▸ Supplied information:

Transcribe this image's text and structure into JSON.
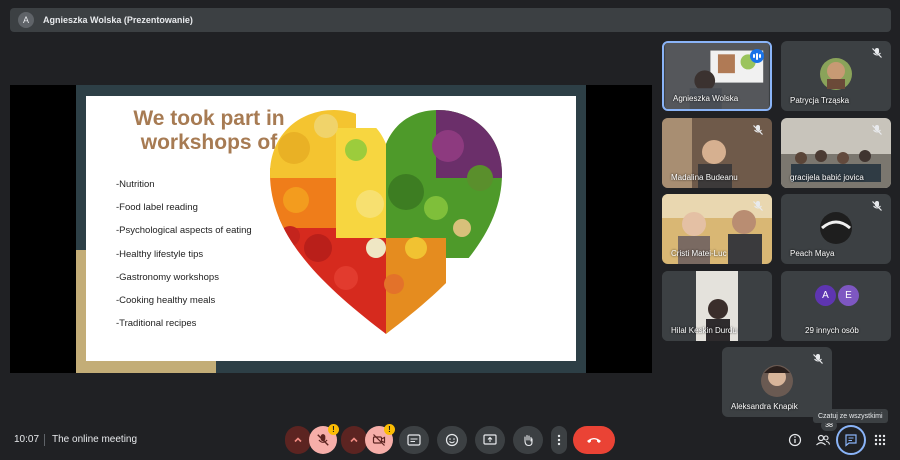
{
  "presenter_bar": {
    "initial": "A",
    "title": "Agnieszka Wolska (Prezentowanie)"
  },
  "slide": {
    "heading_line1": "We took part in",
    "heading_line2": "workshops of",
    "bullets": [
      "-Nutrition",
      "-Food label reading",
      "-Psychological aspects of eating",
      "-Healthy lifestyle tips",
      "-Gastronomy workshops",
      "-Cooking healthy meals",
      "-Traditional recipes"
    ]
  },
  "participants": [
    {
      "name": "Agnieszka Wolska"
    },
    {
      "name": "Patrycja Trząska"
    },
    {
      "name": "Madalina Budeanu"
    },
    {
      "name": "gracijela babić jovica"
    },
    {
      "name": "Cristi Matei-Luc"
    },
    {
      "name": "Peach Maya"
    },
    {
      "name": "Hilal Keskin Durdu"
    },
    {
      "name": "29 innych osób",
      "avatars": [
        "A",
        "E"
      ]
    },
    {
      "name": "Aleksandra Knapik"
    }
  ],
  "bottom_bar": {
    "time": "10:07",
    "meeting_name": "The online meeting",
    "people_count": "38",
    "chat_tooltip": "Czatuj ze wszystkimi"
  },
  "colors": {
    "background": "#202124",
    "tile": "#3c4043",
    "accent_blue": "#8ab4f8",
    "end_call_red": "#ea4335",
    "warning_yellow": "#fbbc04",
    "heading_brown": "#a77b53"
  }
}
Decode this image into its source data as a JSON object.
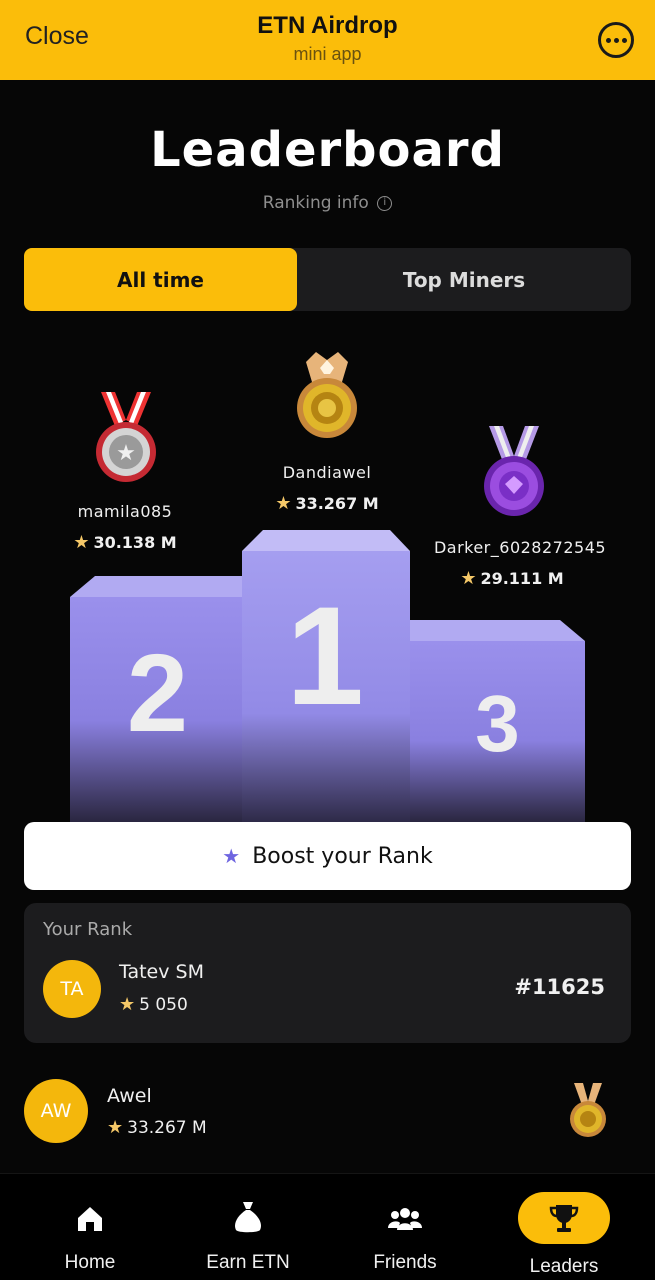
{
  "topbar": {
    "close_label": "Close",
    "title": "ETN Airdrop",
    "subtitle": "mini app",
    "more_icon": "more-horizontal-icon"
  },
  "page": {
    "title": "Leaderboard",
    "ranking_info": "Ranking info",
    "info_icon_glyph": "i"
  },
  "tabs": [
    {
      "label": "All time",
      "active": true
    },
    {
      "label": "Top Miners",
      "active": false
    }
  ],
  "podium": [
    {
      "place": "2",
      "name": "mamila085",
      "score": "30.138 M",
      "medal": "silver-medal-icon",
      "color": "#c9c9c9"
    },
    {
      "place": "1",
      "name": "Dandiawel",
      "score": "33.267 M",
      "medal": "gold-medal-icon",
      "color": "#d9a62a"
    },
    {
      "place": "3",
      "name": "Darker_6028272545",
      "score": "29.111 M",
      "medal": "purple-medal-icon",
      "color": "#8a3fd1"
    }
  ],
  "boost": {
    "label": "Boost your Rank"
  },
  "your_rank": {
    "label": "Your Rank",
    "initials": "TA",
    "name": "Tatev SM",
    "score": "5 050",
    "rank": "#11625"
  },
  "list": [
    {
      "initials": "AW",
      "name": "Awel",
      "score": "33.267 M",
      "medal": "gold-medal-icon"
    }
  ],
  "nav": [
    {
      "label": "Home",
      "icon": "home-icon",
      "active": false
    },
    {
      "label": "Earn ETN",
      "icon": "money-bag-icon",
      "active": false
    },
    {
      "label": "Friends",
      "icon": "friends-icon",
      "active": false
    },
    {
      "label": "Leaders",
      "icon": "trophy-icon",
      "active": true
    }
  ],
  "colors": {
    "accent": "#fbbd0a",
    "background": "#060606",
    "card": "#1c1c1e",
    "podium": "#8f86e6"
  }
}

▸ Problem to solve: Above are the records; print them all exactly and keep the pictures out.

▸ Solution:
Transcribe this image's text and structure into JSON.
{
  "presenter_bar": {
    "initial": "A",
    "title": "Agnieszka Wolska (Prezentowanie)"
  },
  "slide": {
    "heading_line1": "We took part in",
    "heading_line2": "workshops of",
    "bullets": [
      "-Nutrition",
      "-Food label reading",
      "-Psychological aspects of eating",
      "-Healthy lifestyle tips",
      "-Gastronomy workshops",
      "-Cooking healthy meals",
      "-Traditional recipes"
    ]
  },
  "participants": [
    {
      "name": "Agnieszka Wolska"
    },
    {
      "name": "Patrycja Trząska"
    },
    {
      "name": "Madalina Budeanu"
    },
    {
      "name": "gracijela babić jovica"
    },
    {
      "name": "Cristi Matei-Luc"
    },
    {
      "name": "Peach Maya"
    },
    {
      "name": "Hilal Keskin Durdu"
    },
    {
      "name": "29 innych osób",
      "avatars": [
        "A",
        "E"
      ]
    },
    {
      "name": "Aleksandra Knapik"
    }
  ],
  "bottom_bar": {
    "time": "10:07",
    "meeting_name": "The online meeting",
    "people_count": "38",
    "chat_tooltip": "Czatuj ze wszystkimi"
  },
  "colors": {
    "background": "#202124",
    "tile": "#3c4043",
    "accent_blue": "#8ab4f8",
    "end_call_red": "#ea4335",
    "warning_yellow": "#fbbc04",
    "heading_brown": "#a77b53"
  }
}
Decode this image into its source data as a JSON object.
{
  "topbar": {
    "close_label": "Close",
    "title": "ETN Airdrop",
    "subtitle": "mini app",
    "more_icon": "more-horizontal-icon"
  },
  "page": {
    "title": "Leaderboard",
    "ranking_info": "Ranking info",
    "info_icon_glyph": "i"
  },
  "tabs": [
    {
      "label": "All time",
      "active": true
    },
    {
      "label": "Top Miners",
      "active": false
    }
  ],
  "podium": [
    {
      "place": "2",
      "name": "mamila085",
      "score": "30.138 M",
      "medal": "silver-medal-icon",
      "color": "#c9c9c9"
    },
    {
      "place": "1",
      "name": "Dandiawel",
      "score": "33.267 M",
      "medal": "gold-medal-icon",
      "color": "#d9a62a"
    },
    {
      "place": "3",
      "name": "Darker_6028272545",
      "score": "29.111 M",
      "medal": "purple-medal-icon",
      "color": "#8a3fd1"
    }
  ],
  "boost": {
    "label": "Boost your Rank"
  },
  "your_rank": {
    "label": "Your Rank",
    "initials": "TA",
    "name": "Tatev SM",
    "score": "5 050",
    "rank": "#11625"
  },
  "list": [
    {
      "initials": "AW",
      "name": "Awel",
      "score": "33.267 M",
      "medal": "gold-medal-icon"
    }
  ],
  "nav": [
    {
      "label": "Home",
      "icon": "home-icon",
      "active": false
    },
    {
      "label": "Earn ETN",
      "icon": "money-bag-icon",
      "active": false
    },
    {
      "label": "Friends",
      "icon": "friends-icon",
      "active": false
    },
    {
      "label": "Leaders",
      "icon": "trophy-icon",
      "active": true
    }
  ],
  "colors": {
    "accent": "#fbbd0a",
    "background": "#060606",
    "card": "#1c1c1e",
    "podium": "#8f86e6"
  }
}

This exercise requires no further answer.